‘The Sorcerer’s Apprentice’ movie review: Nicolas Cage is a Disney wizard

The problem with The Sorcerer’s Apprentice is the use of magic: every other scene features wizards casting spells at each other, frequently represented by a glob of CGI. What’s at stake here? When someone points a gun at someone else in a movie, we know the ramifications of what will happen based on where they’re pointing it, how far they are from the target, and so on. Suspense is generated. 

When someone is pointing a special effect at someone, it’s the job of the director to make sure the audience knows the capabilities of the effect, what will happen if it hits the target, etc.

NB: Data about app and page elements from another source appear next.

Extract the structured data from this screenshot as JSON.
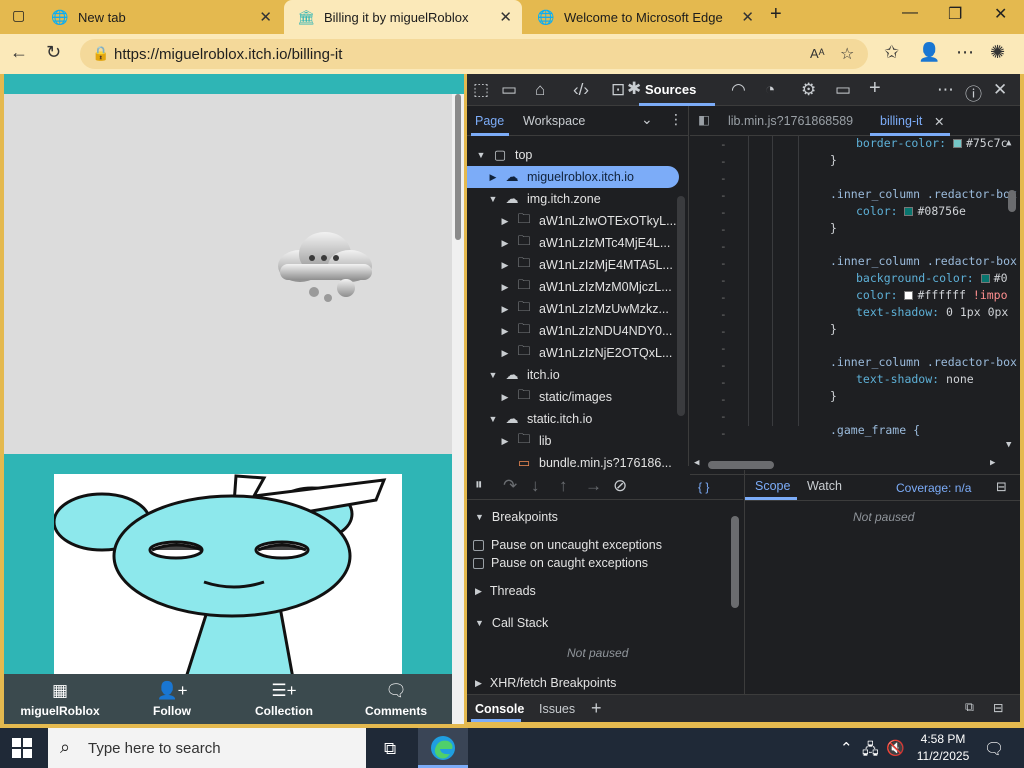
{
  "browser": {
    "tabs": [
      {
        "label": "New tab",
        "icon": "globe-icon"
      },
      {
        "label": "Billing it by miguelRoblox",
        "icon": "itch-icon"
      },
      {
        "label": "Welcome to Microsoft Edge",
        "icon": "globe-icon"
      }
    ],
    "url": "https://miguelroblox.itch.io/billing-it"
  },
  "page": {
    "bottom_nav": [
      {
        "label": "miguelRoblox",
        "icon": "store-icon"
      },
      {
        "label": "Follow",
        "icon": "add-user-icon"
      },
      {
        "label": "Collection",
        "icon": "add-list-icon"
      },
      {
        "label": "Comments",
        "icon": "comment-icon"
      }
    ]
  },
  "devtools": {
    "active_panel": "Sources",
    "nav_tabs": [
      "Page",
      "Workspace"
    ],
    "tree": [
      {
        "label": "top",
        "type": "frame",
        "indent": 0,
        "open": true
      },
      {
        "label": "miguelroblox.itch.io",
        "type": "cloud",
        "indent": 1,
        "open": false,
        "selected": true
      },
      {
        "label": "img.itch.zone",
        "type": "cloud",
        "indent": 1,
        "open": true
      },
      {
        "label": "aW1nLzIwOTExOTkyL...",
        "type": "folder",
        "indent": 2,
        "open": false
      },
      {
        "label": "aW1nLzIzMTc4MjE4L...",
        "type": "folder",
        "indent": 2,
        "open": false
      },
      {
        "label": "aW1nLzIzMjE4MTA5L...",
        "type": "folder",
        "indent": 2,
        "open": false
      },
      {
        "label": "aW1nLzIzMzM0MjczL...",
        "type": "folder",
        "indent": 2,
        "open": false
      },
      {
        "label": "aW1nLzIzMzUwMzkz...",
        "type": "folder",
        "indent": 2,
        "open": false
      },
      {
        "label": "aW1nLzIzNDU4NDY0...",
        "type": "folder",
        "indent": 2,
        "open": false
      },
      {
        "label": "aW1nLzIzNjE2OTQxL...",
        "type": "folder",
        "indent": 2,
        "open": false
      },
      {
        "label": "itch.io",
        "type": "cloud",
        "indent": 1,
        "open": true
      },
      {
        "label": "static/images",
        "type": "folder",
        "indent": 2,
        "open": false
      },
      {
        "label": "static.itch.io",
        "type": "cloud",
        "indent": 1,
        "open": true
      },
      {
        "label": "lib",
        "type": "folder",
        "indent": 2,
        "open": false
      },
      {
        "label": "bundle.min.js?176186...",
        "type": "file",
        "indent": 2,
        "open": null
      }
    ],
    "editor_tabs": [
      "lib.min.js?1761868589",
      "billing-it"
    ],
    "code": {
      "l0_prop": "border-color:",
      "l0_val": "#75c7c",
      "brace": "}",
      "sel1": ".inner_column .redactor-box",
      "prop_color": "color:",
      "val_1": "#08756e",
      "prop_bg": "background-color:",
      "val_bg": "#0",
      "val_white": "#ffffff",
      "important": "!impo",
      "prop_ts": "text-shadow:",
      "val_ts": "0 1px 0px",
      "val_none": "none",
      "sel_game": ".game_frame {"
    },
    "swatch_colors": {
      "teal_light": "#75c7c7",
      "teal_dark": "#08756e",
      "white": "#ffffff"
    },
    "footer": {
      "braces": "{ }",
      "coverage": "Coverage: n/a"
    },
    "debugger": {
      "breakpoints_label": "Breakpoints",
      "pause_uncaught": "Pause on uncaught exceptions",
      "pause_caught": "Pause on caught exceptions",
      "threads_label": "Threads",
      "call_stack_label": "Call Stack",
      "not_paused": "Not paused",
      "xhr_label": "XHR/fetch Breakpoints"
    },
    "scope_tabs": [
      "Scope",
      "Watch"
    ],
    "drawer_tabs": [
      "Console",
      "Issues"
    ]
  },
  "taskbar": {
    "search_placeholder": "Type here to search",
    "time": "4:58 PM",
    "date": "11/2/2025"
  }
}
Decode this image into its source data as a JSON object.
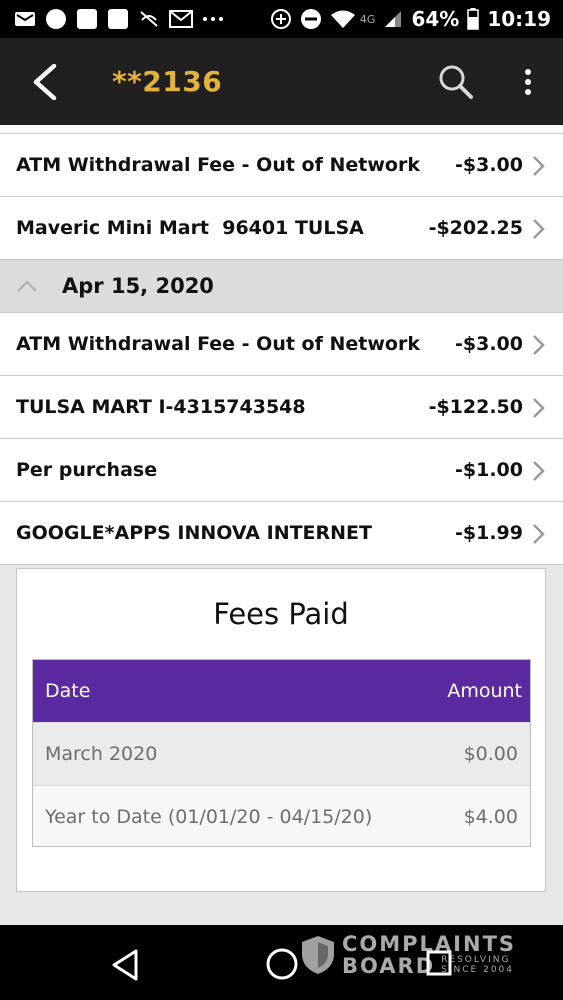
{
  "status_bar": {
    "battery": "64%",
    "time": "10:19",
    "network": "4G"
  },
  "app_bar": {
    "title": "**2136",
    "back_icon": "back-arrow-icon",
    "search_icon": "search-icon",
    "menu_icon": "more-vert-icon"
  },
  "transactions": {
    "group1": [
      {
        "description": "ATM Withdrawal Fee - Out of Network",
        "amount": "-$3.00"
      },
      {
        "description": "Maveric Mini Mart  96401 TULSA",
        "amount": "-$202.25"
      }
    ],
    "group2_date": "Apr 15, 2020",
    "group2": [
      {
        "description": "ATM Withdrawal Fee - Out of Network",
        "amount": "-$3.00"
      },
      {
        "description": "TULSA MART I-4315743548",
        "amount": "-$122.50"
      },
      {
        "description": "Per purchase",
        "amount": "-$1.00"
      },
      {
        "description": "GOOGLE*APPS INNOVA INTERNET",
        "amount": "-$1.99"
      }
    ]
  },
  "fees": {
    "title": "Fees Paid",
    "headers": {
      "date": "Date",
      "amount": "Amount"
    },
    "rows": [
      {
        "date": "March 2020",
        "amount": "$0.00"
      },
      {
        "date": "Year to Date (01/01/20 - 04/15/20)",
        "amount": "$4.00"
      }
    ]
  },
  "watermark": {
    "line1": "COMPLAINTS",
    "line2": "BOARD",
    "tag1": "RESOLVING",
    "tag2": "SINCE 2004"
  },
  "colors": {
    "app_bar": "#221f20",
    "title_accent": "#e3b33c",
    "table_header": "#5b2aa0"
  }
}
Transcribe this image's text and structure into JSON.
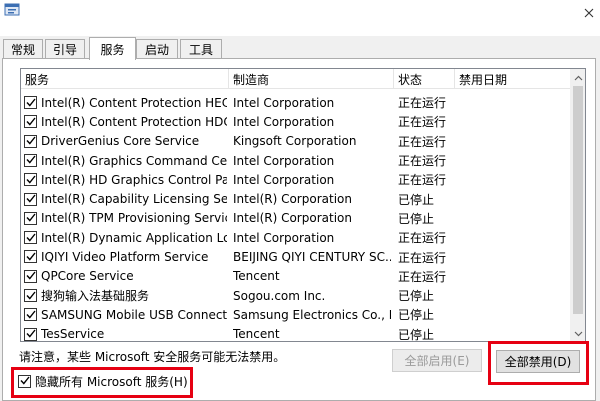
{
  "tabs": [
    {
      "label": "常规",
      "active": false
    },
    {
      "label": "引导",
      "active": false
    },
    {
      "label": "服务",
      "active": true
    },
    {
      "label": "启动",
      "active": false
    },
    {
      "label": "工具",
      "active": false
    }
  ],
  "table": {
    "columns": [
      "服务",
      "制造商",
      "状态",
      "禁用日期"
    ],
    "rows": [
      {
        "service": "Intel(R) Content Protection HECI ...",
        "manufacturer": "Intel Corporation",
        "status": "正在运行",
        "date": "",
        "checked": true
      },
      {
        "service": "Intel(R) Content Protection HDCP...",
        "manufacturer": "Intel Corporation",
        "status": "正在运行",
        "date": "",
        "checked": true
      },
      {
        "service": "DriverGenius Core Service",
        "manufacturer": "Kingsoft Corporation",
        "status": "正在运行",
        "date": "",
        "checked": true
      },
      {
        "service": "Intel(R) Graphics Command Cent...",
        "manufacturer": "Intel Corporation",
        "status": "正在运行",
        "date": "",
        "checked": true
      },
      {
        "service": "Intel(R) HD Graphics Control Pan...",
        "manufacturer": "Intel Corporation",
        "status": "正在运行",
        "date": "",
        "checked": true
      },
      {
        "service": "Intel(R) Capability Licensing Servi...",
        "manufacturer": "Intel(R) Corporation",
        "status": "已停止",
        "date": "",
        "checked": true
      },
      {
        "service": "Intel(R) TPM Provisioning Service",
        "manufacturer": "Intel(R) Corporation",
        "status": "已停止",
        "date": "",
        "checked": true
      },
      {
        "service": "Intel(R) Dynamic Application Loa...",
        "manufacturer": "Intel Corporation",
        "status": "正在运行",
        "date": "",
        "checked": true
      },
      {
        "service": "IQIYI Video Platform Service",
        "manufacturer": "BEIJING QIYI CENTURY SC...",
        "status": "正在运行",
        "date": "",
        "checked": true
      },
      {
        "service": "QPCore Service",
        "manufacturer": "Tencent",
        "status": "正在运行",
        "date": "",
        "checked": true
      },
      {
        "service": "搜狗输入法基础服务",
        "manufacturer": "Sogou.com Inc.",
        "status": "已停止",
        "date": "",
        "checked": true
      },
      {
        "service": "SAMSUNG Mobile USB Connecti...",
        "manufacturer": "Samsung Electronics Co., L...",
        "status": "已停止",
        "date": "",
        "checked": true
      },
      {
        "service": "TesService",
        "manufacturer": "Tencent",
        "status": "已停止",
        "date": "",
        "checked": true
      }
    ]
  },
  "notice": "请注意，某些 Microsoft 安全服务可能无法禁用。",
  "buttons": {
    "enable_all": "全部启用(E)",
    "disable_all": "全部禁用(D)"
  },
  "hide_ms": {
    "label": "隐藏所有 Microsoft 服务(H)",
    "checked": true
  },
  "icons": {
    "app": "msconfig-icon",
    "close": "close-icon",
    "check": "check-icon",
    "scroll_up": "chevron-up-icon",
    "scroll_down": "chevron-down-icon"
  },
  "colors": {
    "highlight": "#e60012",
    "window_bg": "#f0f0f0"
  }
}
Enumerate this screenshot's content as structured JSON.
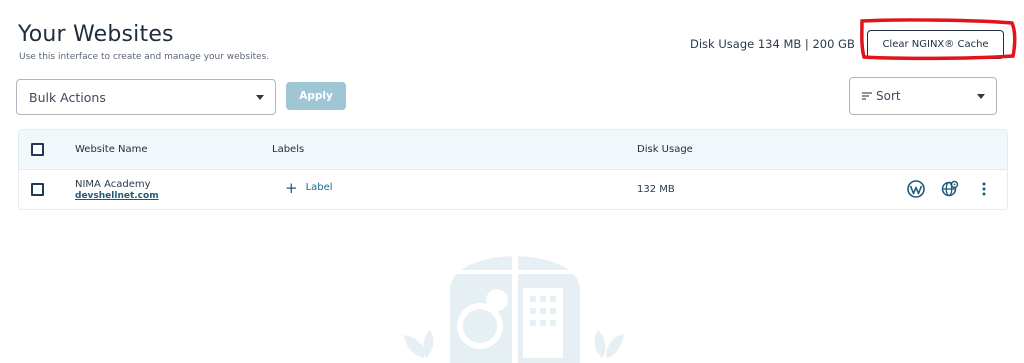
{
  "header": {
    "title": "Your Websites",
    "subtitle": "Use this interface to create and manage your websites.",
    "disk_usage": "Disk Usage  134 MB  |  200 GB",
    "clear_cache_label": "Clear NGINX® Cache"
  },
  "toolbar": {
    "bulk_actions_label": "Bulk Actions",
    "apply_label": "Apply",
    "sort_label": "Sort"
  },
  "table": {
    "columns": [
      "Website Name",
      "Labels",
      "Disk Usage"
    ],
    "rows": [
      {
        "name": "NIMA Academy",
        "domain": "devshellnet.com",
        "label_action": "Label",
        "disk_usage": "132 MB"
      }
    ]
  },
  "icons": {
    "wordpress": "wordpress-icon",
    "dns": "globe-settings-icon",
    "more": "more-vertical-icon"
  },
  "colors": {
    "accent": "#1e5a7a",
    "apply_button": "#9fc6d4",
    "header_bg": "#f0f8fb",
    "highlight": "#e3131b"
  }
}
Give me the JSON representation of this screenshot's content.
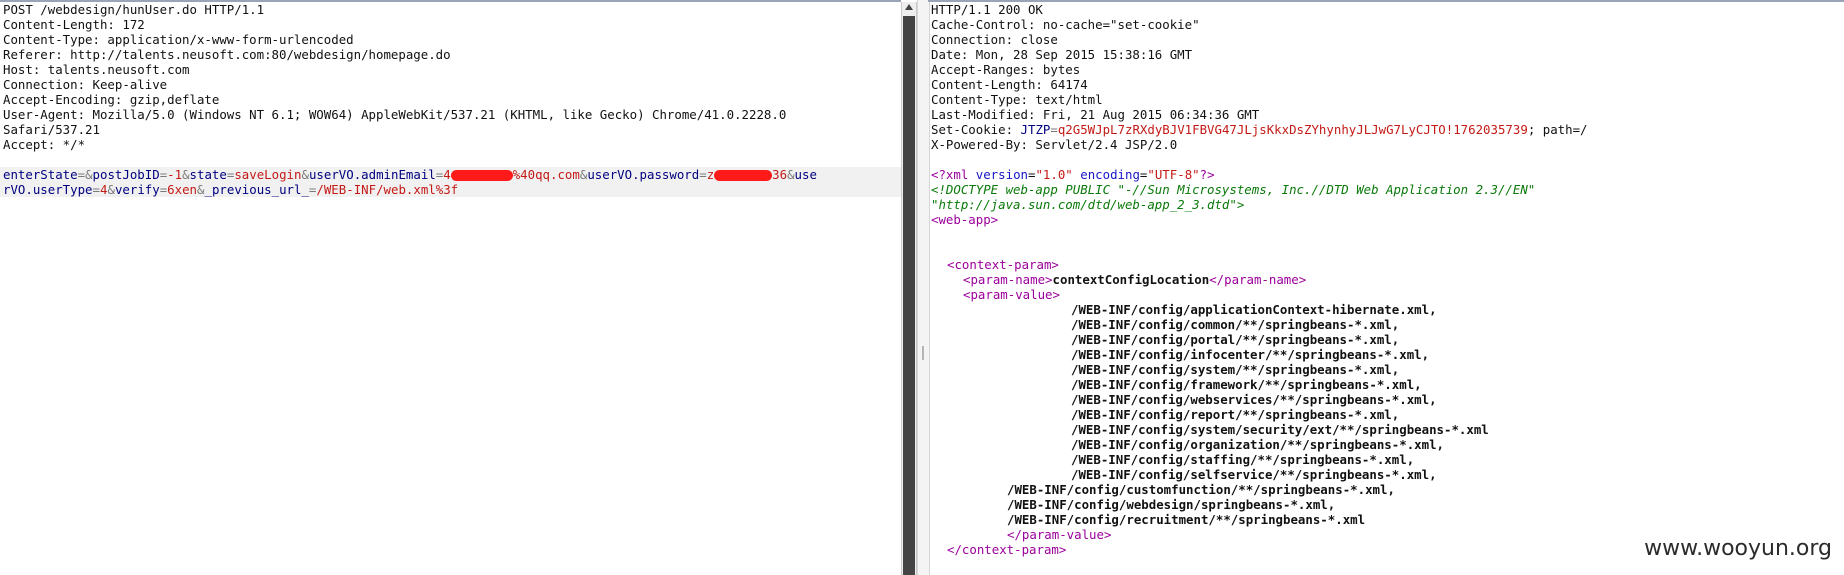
{
  "request": {
    "headers": [
      "POST /webdesign/hunUser.do HTTP/1.1",
      "Content-Length: 172",
      "Content-Type: application/x-www-form-urlencoded",
      "Referer: http://talents.neusoft.com:80/webdesign/homepage.do",
      "Host: talents.neusoft.com",
      "Connection: Keep-alive",
      "Accept-Encoding: gzip,deflate",
      "User-Agent: Mozilla/5.0 (Windows NT 6.1; WOW64) AppleWebKit/537.21 (KHTML, like Gecko) Chrome/41.0.2228.0",
      "Safari/537.21",
      "Accept: */*"
    ],
    "body": {
      "p1_name": "enterState",
      "p1_eq": "=",
      "amp1": "&",
      "p2_name": "postJobID",
      "p2_eq": "=",
      "p2_value": "-1",
      "amp2": "&",
      "p3_name": "state",
      "p3_eq": "=",
      "p3_value": "saveLogin",
      "amp3": "&",
      "p4_name": "userVO.adminEmail",
      "p4_eq": "=",
      "p4_value_a": "4",
      "p4_value_b": "%40qq.com",
      "amp4": "&",
      "p5_name": "userVO.password",
      "p5_eq": "=",
      "p5_value_a": "z",
      "p5_value_b": "36",
      "amp5": "&",
      "p6_name_a": "use",
      "p6_name_b": "rVO.userType",
      "p6_eq": "=",
      "p6_value": "4",
      "amp6": "&",
      "p7_name": "verify",
      "p7_eq": "=",
      "p7_value": "6xen",
      "amp7": "&",
      "p8_name": "_previous_url_",
      "p8_eq": "=",
      "p8_value": "/WEB-INF/web.xml%3f"
    }
  },
  "response": {
    "headers": {
      "status": "HTTP/1.1 200 OK",
      "cache_control": "Cache-Control: no-cache=\"set-cookie\"",
      "connection": "Connection: close",
      "date": "Date: Mon, 28 Sep 2015 15:38:16 GMT",
      "accept_ranges": "Accept-Ranges: bytes",
      "content_length": "Content-Length: 64174",
      "content_type": "Content-Type: text/html",
      "last_modified": "Last-Modified: Fri, 21 Aug 2015 06:34:36 GMT",
      "set_cookie_prefix": "Set-Cookie: ",
      "cookie_name": "JTZP",
      "cookie_eq": "=",
      "cookie_value": "q2G5WJpL7zRXdyBJV1FBVG47JLjsKkxDsZYhynhyJLJwG7LyCJTO!1762035739",
      "cookie_path": "; path=/",
      "powered_by": "X-Powered-By: Servlet/2.4 JSP/2.0"
    },
    "xml": {
      "decl_open": "<?xml ",
      "decl_attr1": "version",
      "decl_eq1": "=",
      "decl_val1": "\"1.0\"",
      "decl_attr2": "encoding",
      "decl_eq2": "=",
      "decl_val2": "\"UTF-8\"",
      "decl_close": "?>",
      "doctype1": "<!DOCTYPE web-app PUBLIC \"-//Sun Microsystems, Inc.//DTD Web Application 2.3//EN\"",
      "doctype2": "\"http://java.sun.com/dtd/web-app_2_3.dtd\">",
      "web_app_open": "<web-app>",
      "context_param_open": "<context-param>",
      "param_name_open": "<param-name>",
      "param_name_text": "contextConfigLocation",
      "param_name_close": "</param-name>",
      "param_value_open": "<param-value>",
      "param_values": [
        "/WEB-INF/config/applicationContext-hibernate.xml,",
        "/WEB-INF/config/common/**/springbeans-*.xml,",
        "/WEB-INF/config/portal/**/springbeans-*.xml,",
        "/WEB-INF/config/infocenter/**/springbeans-*.xml,",
        "/WEB-INF/config/system/**/springbeans-*.xml,",
        "/WEB-INF/config/framework/**/springbeans-*.xml,",
        "/WEB-INF/config/webservices/**/springbeans-*.xml,",
        "/WEB-INF/config/report/**/springbeans-*.xml,",
        "/WEB-INF/config/system/security/ext/**/springbeans-*.xml",
        "/WEB-INF/config/organization/**/springbeans-*.xml,",
        "/WEB-INF/config/staffing/**/springbeans-*.xml,",
        "/WEB-INF/config/selfservice/**/springbeans-*.xml,",
        "/WEB-INF/config/customfunction/**/springbeans-*.xml,",
        "/WEB-INF/config/webdesign/springbeans-*.xml,",
        "/WEB-INF/config/recruitment/**/springbeans-*.xml"
      ],
      "param_value_close": "</param-value>",
      "context_param_close": "</context-param>"
    }
  },
  "watermark": "www.wooyun.org"
}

It’s a problem I had with some of the Harry Potter films, and (to a much lesser extent) the Lord of the Rings films. In The Sorcerer’s Apprentice, Jon Turteltaub just doesn’t give us the required information. Scene after scene of competently filmed action loses any excitement because we don’t know what the spells will do, or how dangerous they are, or anything really. We just watch as Nicolas Cage and Alfred Molina throw CGI back and forth.

I didn’t even know if these characters could die; one has to be locked up in The Grimhold for centuries rather than being killed, and when another one does die, it ain’t no thang to bring him right back to life. 

Watching someone play an RPG is more exciting: we know a spell takes away ‘x’ magic points from one side, and deals ‘y’ damage to the other. Subtraction. Basic mathematics holds more suspense than The Sorcerer’s Apprentice.

It’s a shame, because I can see they were trying to have some fun here, in scenes where a paper dragon at a Chinatown parade becomes a real dragon, or a scene right out of Fantasia where our young hero tries to clean up by manipulating a bunch of mops like Mickey Mouse.

That young hero is Dave (Jay Baruchel), whose life was changed forever when he chased a wind-blown note into an oddities shop run by Balthazar (Cage). Complicated backstory: Balthazar was an apprentice to Merlin, who was murdered by Morgan Le Fey (Alice Krige), who was absorbed by Merlin’s other apprentice, Veronica (Monica Bellucci), who was then locked in The Grimhold, an inescapable prison, by Balthazar. 

Molina plays Horvath, another apprentice who double-crossed Merlin before being locked in The Grimhold (or something similar) for centuries until Dave accidentally lets him out. Phew. It took five (credited) writers to come up with this stuff.

So Balthazar and Horvath are fighting over The Grimhold, and poor Dave is caught in the middle as he becomes Balthazar’s apprentice. 

Unlike the magic spells, the writers have a grand time coming up with rules and regulations for all the politics: The Grimhold can only be opened under such-and-such conditions, Dave can only become a wizard when he can complete a certain task, Morgan Le Fey can only be separated from Veronica if certain criteria are met, and so on. Only problem: this is all arbitrary nonsense we couldn’t care less about.

At the center of all this is a sedated Nicolas Cage who seems to sleepwalk through the role, offering a quick quip every now and then to let us know he’s alive. It’s amazing he’s the same actor who was so wild and energetic and batshit crazy in last year’s excellent Bad Lieutenant: Port of Call New Orleans. Baruchel, who I liked in Tropic Thunder and She’s Out of My League, starts to grow on the nerves halfway through this film.

Director Turteltaub previously brought us the National Treasure films, and a similar level of craftsmanship is on display here. Despite being 110 minutes long, The Sorcerer’s Apprentice – devoid of almost any suspense – feels considerably longer.

SHARE THIS POST

Jason Pirodsky

Jason Pirodsky

Jason Pirodsky has been writing about the Prague film scene and reviewing films in print and online media since 2005. A member of the Online Film Critics Society, you can also catch his musings on life in Prague at expats.cz and tips on mindfulness sourced from ancient principles at MaArtial.com.

Leave a Reply

Your email address will not be published. Required fields are marked *